→ ABOUT THIS EXERCISE
What you return must match the listing exactly, with every image removed.

┏━━

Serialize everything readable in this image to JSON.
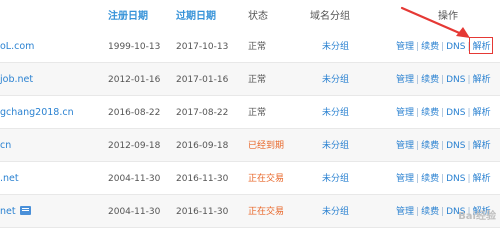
{
  "header": {
    "reg_date": "注册日期",
    "exp_date": "过期日期",
    "status": "状态",
    "group": "域名分组",
    "actions": "操作"
  },
  "rows": [
    {
      "domain": "oL.com",
      "reg": "1999-10-13",
      "exp": "2017-10-13",
      "status": "正常",
      "status_color": "#555555",
      "group": "未分组"
    },
    {
      "domain": "job.net",
      "reg": "2012-01-16",
      "exp": "2017-01-16",
      "status": "正常",
      "status_color": "#555555",
      "group": "未分组"
    },
    {
      "domain": "gchang2018.cn",
      "reg": "2016-08-22",
      "exp": "2017-08-22",
      "status": "正常",
      "status_color": "#555555",
      "group": "未分组"
    },
    {
      "domain": "cn",
      "reg": "2012-09-18",
      "exp": "2016-09-18",
      "status": "已经到期",
      "status_color": "#e8672a",
      "group": "未分组"
    },
    {
      "domain": ".net",
      "reg": "2004-11-30",
      "exp": "2016-11-30",
      "status": "正在交易",
      "status_color": "#e8672a",
      "group": "未分组"
    },
    {
      "domain": "net",
      "reg": "2004-11-30",
      "exp": "2016-11-30",
      "status": "正在交易",
      "status_color": "#e8672a",
      "group": "未分组"
    }
  ],
  "ops": {
    "manage": "管理",
    "renew": "续费",
    "dns": "DNS",
    "resolve": "解析"
  },
  "colors": {
    "link": "#2b82d1",
    "header_sort": "#3592d8",
    "warning": "#e8672a",
    "highlight": "#e53935"
  },
  "watermark": "Bai经验"
}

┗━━

→ THE ANSWER
Serialize everything readable in this image to JSON.
{
  "header": {
    "reg_date": "注册日期",
    "exp_date": "过期日期",
    "status": "状态",
    "group": "域名分组",
    "actions": "操作"
  },
  "rows": [
    {
      "domain": "oL.com",
      "reg": "1999-10-13",
      "exp": "2017-10-13",
      "status": "正常",
      "status_color": "#555555",
      "group": "未分组"
    },
    {
      "domain": "job.net",
      "reg": "2012-01-16",
      "exp": "2017-01-16",
      "status": "正常",
      "status_color": "#555555",
      "group": "未分组"
    },
    {
      "domain": "gchang2018.cn",
      "reg": "2016-08-22",
      "exp": "2017-08-22",
      "status": "正常",
      "status_color": "#555555",
      "group": "未分组"
    },
    {
      "domain": "cn",
      "reg": "2012-09-18",
      "exp": "2016-09-18",
      "status": "已经到期",
      "status_color": "#e8672a",
      "group": "未分组"
    },
    {
      "domain": ".net",
      "reg": "2004-11-30",
      "exp": "2016-11-30",
      "status": "正在交易",
      "status_color": "#e8672a",
      "group": "未分组"
    },
    {
      "domain": "net",
      "reg": "2004-11-30",
      "exp": "2016-11-30",
      "status": "正在交易",
      "status_color": "#e8672a",
      "group": "未分组"
    }
  ],
  "ops": {
    "manage": "管理",
    "renew": "续费",
    "dns": "DNS",
    "resolve": "解析"
  },
  "colors": {
    "link": "#2b82d1",
    "header_sort": "#3592d8",
    "warning": "#e8672a",
    "highlight": "#e53935"
  },
  "watermark": "Bai经验"
}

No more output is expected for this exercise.